Cinematic Canines

“Cinematic Canines: Dogs and Their Work in the Fiction Film,” edited by Adrienne L. McLean. Rutgers University Press. $27.95.

Numerous authors have focused on dogs in film, but none approaches this scholarly work’s interpretation, thoroughness and breadth. The content ranges beyond a century and is categorized in three parts – Stars and Featured Players, Character and Supporting Actors and Stock, Bits, and Extras. The essays are arranged according to categories the motion-picture industry has traditionally used for its actorsCinematic Canines

For McLean, a professor of film studies at the University of Texas at Dallas, the origin of this project can be traced to a Society for Cinema and Media Studies conference in 2009 and took on a life of its own since, with 13 other essayists involved.

Numerous questions are raised and answered by the writers, who leave no stone unturned while viewing promotional items and film in their subject area.

Are these dogs legitimate actors? Should they be eligible for an Oscar? Is their care humane?

McLean says, “Although in their relationship to the film industry and its modes of production, dogs do resemble child actors – in the sense that, like children, dogs have little authority to control the uses to which they are put – the fact that dogs are legally nothing but property, commodities with ‘rights’ that, beyond loose rubrics like ‘humane treatment,’ accrue mainly to their owners, makes them qualitatively different.”

Names like Rin Tin, Asta, Lassie, Benji and others transcend generations and personalize films to dog-owning theatergoers, many of which tend to anthropomorphize their four-legged friends.

Possibly dogs’ biggest impact in the industry came in the silent era where there was an equality between human and animal. “Conceptually,” says writer Joanna E. Rapf, “silent films allowed animals, especially dogs, to interact with people in ways that made them seem quite human,” while taking the reader on a nicely detailed, chronological journey through those early days.

Dogs’ roles reflected the country’s changing landscape and psyche, too, Rapf says, from “rural-based values to the multifaceted dimensions of urban life, from simplicity to the complexity of a ‘machine age’ and from a time of peace to one of the bloodiest wars the world has ever seen.”

Not only did canine stars attract big audiences, they were saviors, too. Kathryn Fuller-Seeley and Jeremy Groskopf note Rin Tin was sometimes called “The Dog Who Saved Hollywood,” as his films were said to have rescued the struggling Warner Bros. studio from bankruptcy.

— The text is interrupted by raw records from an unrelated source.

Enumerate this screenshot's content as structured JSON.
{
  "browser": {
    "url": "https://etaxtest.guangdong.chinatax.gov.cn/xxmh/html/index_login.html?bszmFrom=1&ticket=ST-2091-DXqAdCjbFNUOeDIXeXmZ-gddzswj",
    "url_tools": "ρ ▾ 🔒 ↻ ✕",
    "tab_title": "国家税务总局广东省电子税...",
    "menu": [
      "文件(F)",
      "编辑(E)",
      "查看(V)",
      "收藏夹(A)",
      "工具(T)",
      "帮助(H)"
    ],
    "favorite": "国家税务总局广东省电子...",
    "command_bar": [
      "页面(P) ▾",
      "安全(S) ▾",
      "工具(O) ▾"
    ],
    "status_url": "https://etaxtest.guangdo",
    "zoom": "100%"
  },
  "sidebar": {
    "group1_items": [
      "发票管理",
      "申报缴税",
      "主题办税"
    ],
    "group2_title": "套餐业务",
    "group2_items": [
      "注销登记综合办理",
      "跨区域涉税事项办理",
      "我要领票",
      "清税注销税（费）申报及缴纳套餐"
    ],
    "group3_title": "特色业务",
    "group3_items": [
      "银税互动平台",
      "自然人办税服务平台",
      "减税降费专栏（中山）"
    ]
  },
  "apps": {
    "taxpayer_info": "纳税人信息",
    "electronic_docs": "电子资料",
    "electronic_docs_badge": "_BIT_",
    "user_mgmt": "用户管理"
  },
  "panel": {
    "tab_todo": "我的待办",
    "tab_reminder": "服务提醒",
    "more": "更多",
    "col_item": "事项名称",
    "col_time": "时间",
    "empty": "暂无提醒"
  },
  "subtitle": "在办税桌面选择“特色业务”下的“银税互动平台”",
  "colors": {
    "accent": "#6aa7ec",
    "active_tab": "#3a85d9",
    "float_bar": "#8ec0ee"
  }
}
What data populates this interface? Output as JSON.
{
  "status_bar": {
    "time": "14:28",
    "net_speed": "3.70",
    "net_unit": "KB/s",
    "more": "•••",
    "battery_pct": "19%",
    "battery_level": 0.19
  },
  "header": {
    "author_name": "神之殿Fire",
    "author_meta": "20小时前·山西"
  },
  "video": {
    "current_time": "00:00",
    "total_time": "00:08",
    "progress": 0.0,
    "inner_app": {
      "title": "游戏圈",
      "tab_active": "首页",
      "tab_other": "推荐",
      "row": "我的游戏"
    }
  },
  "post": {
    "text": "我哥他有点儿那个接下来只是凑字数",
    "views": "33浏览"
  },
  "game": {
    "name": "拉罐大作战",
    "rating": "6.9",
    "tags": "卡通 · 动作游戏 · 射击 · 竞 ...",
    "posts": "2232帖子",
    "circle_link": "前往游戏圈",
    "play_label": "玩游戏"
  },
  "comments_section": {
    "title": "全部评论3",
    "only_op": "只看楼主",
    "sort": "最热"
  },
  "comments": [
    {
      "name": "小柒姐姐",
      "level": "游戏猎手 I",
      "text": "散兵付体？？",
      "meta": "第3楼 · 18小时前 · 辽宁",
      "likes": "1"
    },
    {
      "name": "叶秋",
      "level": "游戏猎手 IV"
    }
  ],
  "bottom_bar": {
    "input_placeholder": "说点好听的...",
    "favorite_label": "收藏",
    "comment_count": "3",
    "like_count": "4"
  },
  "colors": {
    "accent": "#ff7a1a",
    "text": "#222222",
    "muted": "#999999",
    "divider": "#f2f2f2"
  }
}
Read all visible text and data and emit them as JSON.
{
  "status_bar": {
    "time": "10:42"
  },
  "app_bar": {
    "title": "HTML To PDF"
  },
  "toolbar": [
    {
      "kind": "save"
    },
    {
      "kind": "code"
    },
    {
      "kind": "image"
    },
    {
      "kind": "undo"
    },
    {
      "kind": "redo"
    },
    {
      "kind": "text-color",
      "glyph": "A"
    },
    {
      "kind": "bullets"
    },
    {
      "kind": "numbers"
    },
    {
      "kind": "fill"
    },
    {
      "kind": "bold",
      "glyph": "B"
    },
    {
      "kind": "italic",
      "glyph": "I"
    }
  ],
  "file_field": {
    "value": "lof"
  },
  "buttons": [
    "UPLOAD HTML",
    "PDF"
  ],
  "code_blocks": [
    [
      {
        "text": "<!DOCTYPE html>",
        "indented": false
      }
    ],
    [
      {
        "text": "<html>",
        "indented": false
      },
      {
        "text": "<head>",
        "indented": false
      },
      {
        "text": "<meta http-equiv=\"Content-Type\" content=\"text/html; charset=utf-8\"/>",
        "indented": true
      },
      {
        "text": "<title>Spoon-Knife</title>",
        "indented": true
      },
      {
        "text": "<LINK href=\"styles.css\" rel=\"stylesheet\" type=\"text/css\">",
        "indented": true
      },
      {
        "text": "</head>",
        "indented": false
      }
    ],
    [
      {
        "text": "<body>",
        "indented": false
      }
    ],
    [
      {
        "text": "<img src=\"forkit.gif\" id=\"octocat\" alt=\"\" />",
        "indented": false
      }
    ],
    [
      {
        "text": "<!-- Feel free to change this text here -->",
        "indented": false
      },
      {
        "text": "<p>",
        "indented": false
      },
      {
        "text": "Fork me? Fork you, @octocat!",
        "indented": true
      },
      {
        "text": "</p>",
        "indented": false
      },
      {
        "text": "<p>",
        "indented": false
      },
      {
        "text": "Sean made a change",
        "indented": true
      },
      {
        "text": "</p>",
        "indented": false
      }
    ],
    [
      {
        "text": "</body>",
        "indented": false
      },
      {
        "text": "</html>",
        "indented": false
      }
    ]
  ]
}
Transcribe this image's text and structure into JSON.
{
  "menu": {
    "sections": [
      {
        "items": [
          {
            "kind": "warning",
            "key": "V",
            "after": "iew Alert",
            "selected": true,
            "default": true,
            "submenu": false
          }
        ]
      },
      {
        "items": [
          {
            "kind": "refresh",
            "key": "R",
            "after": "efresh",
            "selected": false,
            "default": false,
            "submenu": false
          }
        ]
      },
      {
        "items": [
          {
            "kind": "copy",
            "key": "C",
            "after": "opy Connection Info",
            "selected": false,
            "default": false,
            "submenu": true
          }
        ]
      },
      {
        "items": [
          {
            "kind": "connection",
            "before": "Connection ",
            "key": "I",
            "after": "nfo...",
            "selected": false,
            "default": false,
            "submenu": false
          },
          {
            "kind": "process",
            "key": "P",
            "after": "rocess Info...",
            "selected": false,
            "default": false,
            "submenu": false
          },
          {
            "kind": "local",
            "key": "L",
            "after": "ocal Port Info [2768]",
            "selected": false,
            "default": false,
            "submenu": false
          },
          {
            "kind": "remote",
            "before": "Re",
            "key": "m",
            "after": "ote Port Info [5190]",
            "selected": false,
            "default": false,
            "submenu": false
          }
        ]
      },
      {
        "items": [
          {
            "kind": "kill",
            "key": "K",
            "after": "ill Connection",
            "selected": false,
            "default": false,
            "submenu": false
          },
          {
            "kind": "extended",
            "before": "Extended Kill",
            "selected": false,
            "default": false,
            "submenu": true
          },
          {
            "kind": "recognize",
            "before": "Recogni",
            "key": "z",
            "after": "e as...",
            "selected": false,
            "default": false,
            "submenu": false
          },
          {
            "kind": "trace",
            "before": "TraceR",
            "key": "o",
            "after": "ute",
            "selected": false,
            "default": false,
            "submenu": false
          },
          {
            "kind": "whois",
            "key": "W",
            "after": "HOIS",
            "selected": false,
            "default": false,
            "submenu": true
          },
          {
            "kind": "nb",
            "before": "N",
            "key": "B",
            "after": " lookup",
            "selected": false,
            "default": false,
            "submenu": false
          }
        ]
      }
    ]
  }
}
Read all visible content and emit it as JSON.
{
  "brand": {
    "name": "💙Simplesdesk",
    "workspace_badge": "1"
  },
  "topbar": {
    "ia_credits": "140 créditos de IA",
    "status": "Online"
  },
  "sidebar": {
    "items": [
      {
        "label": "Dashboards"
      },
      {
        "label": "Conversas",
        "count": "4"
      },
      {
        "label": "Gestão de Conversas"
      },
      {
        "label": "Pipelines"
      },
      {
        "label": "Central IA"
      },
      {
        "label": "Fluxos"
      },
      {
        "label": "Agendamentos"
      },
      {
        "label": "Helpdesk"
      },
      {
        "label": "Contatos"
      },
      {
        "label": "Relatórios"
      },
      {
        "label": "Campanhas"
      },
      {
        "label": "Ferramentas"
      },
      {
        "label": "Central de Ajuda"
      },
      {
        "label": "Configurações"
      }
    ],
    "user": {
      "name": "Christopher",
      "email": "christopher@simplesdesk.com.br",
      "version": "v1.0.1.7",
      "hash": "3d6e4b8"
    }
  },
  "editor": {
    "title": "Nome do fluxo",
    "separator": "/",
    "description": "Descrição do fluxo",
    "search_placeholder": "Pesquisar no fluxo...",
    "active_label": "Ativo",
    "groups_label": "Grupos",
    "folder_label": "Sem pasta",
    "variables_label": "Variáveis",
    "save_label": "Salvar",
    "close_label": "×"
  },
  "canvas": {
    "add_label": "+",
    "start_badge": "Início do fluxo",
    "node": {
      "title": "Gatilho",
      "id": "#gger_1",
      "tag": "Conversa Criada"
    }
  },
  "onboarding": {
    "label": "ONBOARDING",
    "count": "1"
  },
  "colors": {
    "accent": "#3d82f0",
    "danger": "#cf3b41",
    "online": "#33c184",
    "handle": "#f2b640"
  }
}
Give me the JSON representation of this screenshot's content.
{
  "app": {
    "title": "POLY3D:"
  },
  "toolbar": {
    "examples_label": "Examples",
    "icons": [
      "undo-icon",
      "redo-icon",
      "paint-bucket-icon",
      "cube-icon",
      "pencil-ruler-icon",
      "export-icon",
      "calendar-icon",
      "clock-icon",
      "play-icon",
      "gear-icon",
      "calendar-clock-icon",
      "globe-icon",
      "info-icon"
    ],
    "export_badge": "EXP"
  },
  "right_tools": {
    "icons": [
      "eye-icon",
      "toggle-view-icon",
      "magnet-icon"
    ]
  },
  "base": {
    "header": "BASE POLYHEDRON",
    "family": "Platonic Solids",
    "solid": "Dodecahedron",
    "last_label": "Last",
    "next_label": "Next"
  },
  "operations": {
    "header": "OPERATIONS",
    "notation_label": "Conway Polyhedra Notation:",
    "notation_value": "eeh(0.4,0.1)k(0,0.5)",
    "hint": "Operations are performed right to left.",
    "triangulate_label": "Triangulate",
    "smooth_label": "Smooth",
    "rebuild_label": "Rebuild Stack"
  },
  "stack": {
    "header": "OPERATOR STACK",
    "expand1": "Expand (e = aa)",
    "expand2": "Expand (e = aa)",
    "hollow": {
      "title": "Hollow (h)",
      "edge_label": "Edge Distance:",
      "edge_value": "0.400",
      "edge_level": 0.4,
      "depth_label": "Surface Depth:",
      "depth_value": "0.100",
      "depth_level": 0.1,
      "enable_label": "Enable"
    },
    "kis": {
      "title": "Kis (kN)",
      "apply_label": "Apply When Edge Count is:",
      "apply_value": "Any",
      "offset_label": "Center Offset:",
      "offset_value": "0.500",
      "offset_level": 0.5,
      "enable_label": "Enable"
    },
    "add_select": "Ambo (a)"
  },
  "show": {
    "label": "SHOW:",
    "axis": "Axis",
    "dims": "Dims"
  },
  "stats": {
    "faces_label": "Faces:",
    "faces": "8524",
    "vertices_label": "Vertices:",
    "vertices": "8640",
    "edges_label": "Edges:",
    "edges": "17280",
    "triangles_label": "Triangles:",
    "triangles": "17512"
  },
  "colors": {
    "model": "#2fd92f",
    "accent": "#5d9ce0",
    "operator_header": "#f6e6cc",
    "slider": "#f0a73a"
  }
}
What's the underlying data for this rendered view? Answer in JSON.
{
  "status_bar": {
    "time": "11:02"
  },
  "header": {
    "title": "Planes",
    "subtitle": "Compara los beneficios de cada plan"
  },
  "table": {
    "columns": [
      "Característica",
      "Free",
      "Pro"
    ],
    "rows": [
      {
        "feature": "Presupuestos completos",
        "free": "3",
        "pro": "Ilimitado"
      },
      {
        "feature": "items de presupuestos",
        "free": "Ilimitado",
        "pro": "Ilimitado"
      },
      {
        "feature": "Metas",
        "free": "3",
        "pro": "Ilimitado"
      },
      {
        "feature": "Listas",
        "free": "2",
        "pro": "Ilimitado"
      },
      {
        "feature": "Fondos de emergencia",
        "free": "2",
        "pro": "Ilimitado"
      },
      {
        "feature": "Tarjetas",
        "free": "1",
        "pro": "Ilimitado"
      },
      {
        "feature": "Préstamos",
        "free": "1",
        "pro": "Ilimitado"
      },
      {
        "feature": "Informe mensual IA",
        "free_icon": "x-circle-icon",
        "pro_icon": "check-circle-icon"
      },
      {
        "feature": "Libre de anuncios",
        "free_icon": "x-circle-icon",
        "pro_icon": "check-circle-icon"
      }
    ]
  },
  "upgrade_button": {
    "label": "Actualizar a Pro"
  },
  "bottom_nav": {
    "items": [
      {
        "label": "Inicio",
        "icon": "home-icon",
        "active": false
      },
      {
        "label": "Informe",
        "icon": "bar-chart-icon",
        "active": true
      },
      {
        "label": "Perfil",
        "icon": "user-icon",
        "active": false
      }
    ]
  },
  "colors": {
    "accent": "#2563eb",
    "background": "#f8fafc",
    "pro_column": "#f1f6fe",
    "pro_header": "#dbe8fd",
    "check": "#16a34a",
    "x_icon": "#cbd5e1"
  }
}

From comedy, to war heroes, to rescuers and later animation, dogs have extended our landscape and lifestyles into a realm of entertainment, ranging from fantasy to reality, the authors note throughout the riveting resource, which stretches its boundaries from the U.S. to Australia, South Africa and Japan.

Questions arise throughout as who deserves the acting kudos – the dogs themselves or their trainers. Fuller-Seeley and Groskopf say, “Reporters and writers began to talk to trainers (in the 1920s) about how they manipulated dogs to get the desired expressions and actions, effectively changing a discourse of acting to one of tricks.”

In the case of Asta (played by Skippy) “the Screwball Dog,” essayists Sara Ross and James Castonguay note the wirehaired fox terrier crossed social boundaries making himself at home in locations, from nightclubs’ top dinner tables to crime scenes, museums and venues normally barred to “his kind.”

Yet those meanderings boasted a touch of realism, too, since the breed was a favorite of the “well-to-do and the working man,” making it the perfect “everydog.”

More than once authors point to the “irresponsible promotional schemes that negligently encouraged dog ownership, especially of dogs with a documented pedigree, specifically “Lassie” and “101 Dalmatians,” following their release. Yet filmdom had a positive influence on the family dog by encouraging interaction and subsequent bonding.

Alfred Hitchcock is embraced as one of the premier directors for grasping the human-animal bond, stretching back to his second feature, “The Farmer’s Wife,” (1928) with a pair of springer spaniels. “For him, we can surmise,” says writer Murray Pomerance, “the dog was everything a person ought to be, and these spaniels with their pristine gaze and rapt fascination reflect cinema promise.”

Alexandra Horowitz, a professor of psychology at Barnard College, Columbia University, serves up a different perspective, as an ethnologist (science of animal observation), writing: “The use of dog characters in the films explored herein is representative of the way that humans misrepresent the dog. Dogs are used for their generic roles – as props, as part of the scenery, as part of the family – but not considered as dogs, as individual animals.

“Using an ethological approach to consider these filmic dogs’ behavior, it is apparent that dogs are regularly acting in ways at odds with their film roles.

“. . . The cinematic disregard for dogs is puzzling, as they are expressive creatures in their own right, perfectly able to convey emotion, transmit information, or show affection.”

The tableau is wide ranging, boasting a solid mix of interpretation and impression and nicely accented with vigor and sensitivity. It’s not a one-night read, rather a volume to digest slowly and savor the rich, insightful detail and interpretation.